## Task requirements
Look below for lines that hold the string "label" and copy each one.

## Supplied material
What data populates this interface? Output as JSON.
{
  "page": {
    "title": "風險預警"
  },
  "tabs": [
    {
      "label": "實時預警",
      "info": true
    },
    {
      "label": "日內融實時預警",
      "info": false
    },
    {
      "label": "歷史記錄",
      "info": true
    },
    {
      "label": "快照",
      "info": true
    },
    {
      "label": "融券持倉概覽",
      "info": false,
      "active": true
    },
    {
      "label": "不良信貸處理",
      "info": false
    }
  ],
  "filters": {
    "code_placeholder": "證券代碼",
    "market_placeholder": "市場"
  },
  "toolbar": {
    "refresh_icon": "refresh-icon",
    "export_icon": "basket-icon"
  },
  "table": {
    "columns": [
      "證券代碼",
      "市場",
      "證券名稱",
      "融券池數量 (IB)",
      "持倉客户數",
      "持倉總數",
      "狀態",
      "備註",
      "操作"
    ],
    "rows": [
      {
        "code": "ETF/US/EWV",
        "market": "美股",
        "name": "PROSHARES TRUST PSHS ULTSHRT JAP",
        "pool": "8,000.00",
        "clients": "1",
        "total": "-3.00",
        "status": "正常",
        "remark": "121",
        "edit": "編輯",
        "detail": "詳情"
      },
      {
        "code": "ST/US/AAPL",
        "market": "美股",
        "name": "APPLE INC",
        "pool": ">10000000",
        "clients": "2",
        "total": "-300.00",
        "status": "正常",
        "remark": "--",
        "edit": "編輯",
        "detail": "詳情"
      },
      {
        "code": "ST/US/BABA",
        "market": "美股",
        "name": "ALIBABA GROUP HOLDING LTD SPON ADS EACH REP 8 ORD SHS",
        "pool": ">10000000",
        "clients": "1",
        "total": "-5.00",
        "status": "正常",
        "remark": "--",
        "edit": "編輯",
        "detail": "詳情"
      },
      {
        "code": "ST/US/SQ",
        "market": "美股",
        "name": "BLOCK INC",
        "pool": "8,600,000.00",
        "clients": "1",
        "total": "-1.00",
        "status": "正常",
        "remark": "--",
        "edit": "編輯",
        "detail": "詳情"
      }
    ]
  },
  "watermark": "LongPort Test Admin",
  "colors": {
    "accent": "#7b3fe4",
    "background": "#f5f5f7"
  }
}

## Answer space
      "label": "實時預警",
      "label": "日內融實時預警",
      "label": "歷史記錄",
      "label": "快照",
      "label": "融券持倉概覽",
      "label": "不良信貸處理",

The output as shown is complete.